Instructions to follow → Search the data below for the string "true". Extract every line that contains it.

Material for this exercise →

[Start of Attachment]

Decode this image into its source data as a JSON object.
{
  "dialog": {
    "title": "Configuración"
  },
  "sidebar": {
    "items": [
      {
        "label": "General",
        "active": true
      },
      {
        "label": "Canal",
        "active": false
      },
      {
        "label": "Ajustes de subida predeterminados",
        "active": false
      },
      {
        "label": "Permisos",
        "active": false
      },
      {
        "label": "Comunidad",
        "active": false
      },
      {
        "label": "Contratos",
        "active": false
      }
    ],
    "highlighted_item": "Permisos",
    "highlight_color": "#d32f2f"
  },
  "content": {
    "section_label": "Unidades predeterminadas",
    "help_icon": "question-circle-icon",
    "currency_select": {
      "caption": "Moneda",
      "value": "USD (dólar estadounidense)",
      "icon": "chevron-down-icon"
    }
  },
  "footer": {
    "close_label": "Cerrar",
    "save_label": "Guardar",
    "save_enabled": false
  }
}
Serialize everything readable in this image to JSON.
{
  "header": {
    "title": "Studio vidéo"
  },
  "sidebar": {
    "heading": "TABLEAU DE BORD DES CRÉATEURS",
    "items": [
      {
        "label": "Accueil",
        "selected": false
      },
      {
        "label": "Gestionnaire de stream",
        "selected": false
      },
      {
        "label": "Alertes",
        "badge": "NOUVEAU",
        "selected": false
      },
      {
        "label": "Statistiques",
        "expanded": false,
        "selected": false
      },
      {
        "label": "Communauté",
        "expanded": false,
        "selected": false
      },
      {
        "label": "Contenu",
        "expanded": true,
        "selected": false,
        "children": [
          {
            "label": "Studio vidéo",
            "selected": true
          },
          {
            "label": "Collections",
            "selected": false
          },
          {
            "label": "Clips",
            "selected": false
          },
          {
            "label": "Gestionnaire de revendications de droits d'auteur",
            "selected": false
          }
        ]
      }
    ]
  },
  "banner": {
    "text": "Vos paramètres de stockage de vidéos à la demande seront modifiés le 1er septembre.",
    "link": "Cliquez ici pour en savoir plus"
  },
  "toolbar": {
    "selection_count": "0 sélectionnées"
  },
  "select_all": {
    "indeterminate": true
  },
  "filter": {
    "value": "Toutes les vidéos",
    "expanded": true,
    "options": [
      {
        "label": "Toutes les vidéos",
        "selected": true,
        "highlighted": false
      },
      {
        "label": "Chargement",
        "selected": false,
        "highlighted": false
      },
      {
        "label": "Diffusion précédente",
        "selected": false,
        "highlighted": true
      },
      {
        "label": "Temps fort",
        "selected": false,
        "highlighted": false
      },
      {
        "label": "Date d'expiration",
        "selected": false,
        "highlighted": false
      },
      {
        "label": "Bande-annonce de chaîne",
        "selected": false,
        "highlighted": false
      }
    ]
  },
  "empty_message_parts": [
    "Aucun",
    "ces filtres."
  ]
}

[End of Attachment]

Answer space →
        "active": true
        "expanded": true,
            "selected": true
    "indeterminate": true
    "expanded": true,
        "selected": true,
        "highlighted": true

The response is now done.